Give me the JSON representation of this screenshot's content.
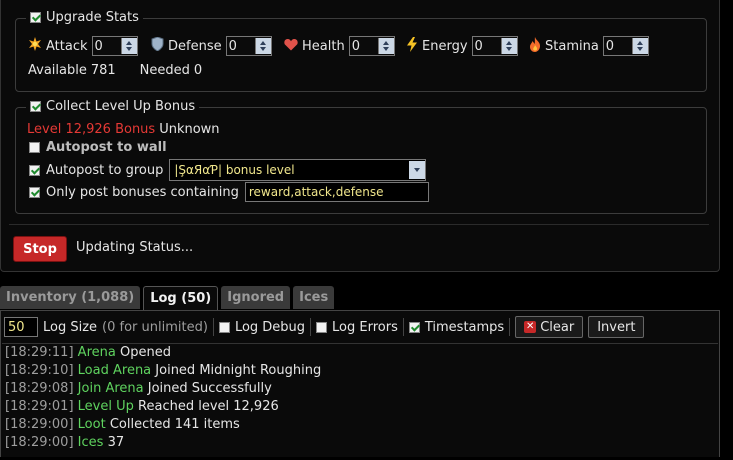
{
  "upgrade": {
    "title": "Upgrade Stats",
    "stats": [
      {
        "label": "Attack",
        "value": "0",
        "icon": "attack-burst-icon"
      },
      {
        "label": "Defense",
        "value": "0",
        "icon": "shield-icon"
      },
      {
        "label": "Health",
        "value": "0",
        "icon": "heart-icon"
      },
      {
        "label": "Energy",
        "value": "0",
        "icon": "lightning-icon"
      },
      {
        "label": "Stamina",
        "value": "0",
        "icon": "flame-icon"
      }
    ],
    "available_label": "Available",
    "available_value": "781",
    "needed_label": "Needed",
    "needed_value": "0"
  },
  "bonus": {
    "title": "Collect Level Up Bonus",
    "level_bonus": "Level 12,926 Bonus",
    "status": "Unknown",
    "autopost_wall": "Autopost to wall",
    "autopost_group": "Autopost to group",
    "group_selected": "|ŞαЯαƤ| bonus level",
    "only_post": "Only post bonuses containing",
    "keywords": "reward,attack,defense"
  },
  "status_bar": {
    "stop_label": "Stop",
    "status_text": "Updating Status..."
  },
  "tabs": [
    {
      "label": "Inventory (1,088)"
    },
    {
      "label": "Log (50)"
    },
    {
      "label": "Ignored"
    },
    {
      "label": "Ices"
    }
  ],
  "log_toolbar": {
    "size_value": "50",
    "size_label": "Log Size",
    "size_hint": "(0 for unlimited)",
    "debug_label": "Log Debug",
    "errors_label": "Log Errors",
    "timestamps_label": "Timestamps",
    "clear_label": "Clear",
    "invert_label": "Invert"
  },
  "log": [
    {
      "time": "[18:29:11]",
      "category": "Arena",
      "message": "Opened"
    },
    {
      "time": "[18:29:10]",
      "category": "Load Arena",
      "message": "Joined Midnight Roughing"
    },
    {
      "time": "[18:29:08]",
      "category": "Join Arena",
      "message": "Joined Successfully"
    },
    {
      "time": "[18:29:01]",
      "category": "Level Up",
      "message": "Reached level 12,926"
    },
    {
      "time": "[18:29:00]",
      "category": "Loot",
      "message": "Collected 141 items"
    },
    {
      "time": "[18:29:00]",
      "category": "Ices",
      "message": "37"
    }
  ],
  "colors": {
    "accent_red": "#c62828",
    "log_category": "#5fd35f",
    "input_text": "#f0e68c"
  }
}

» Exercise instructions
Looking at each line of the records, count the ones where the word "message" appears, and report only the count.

» Exercise answer
6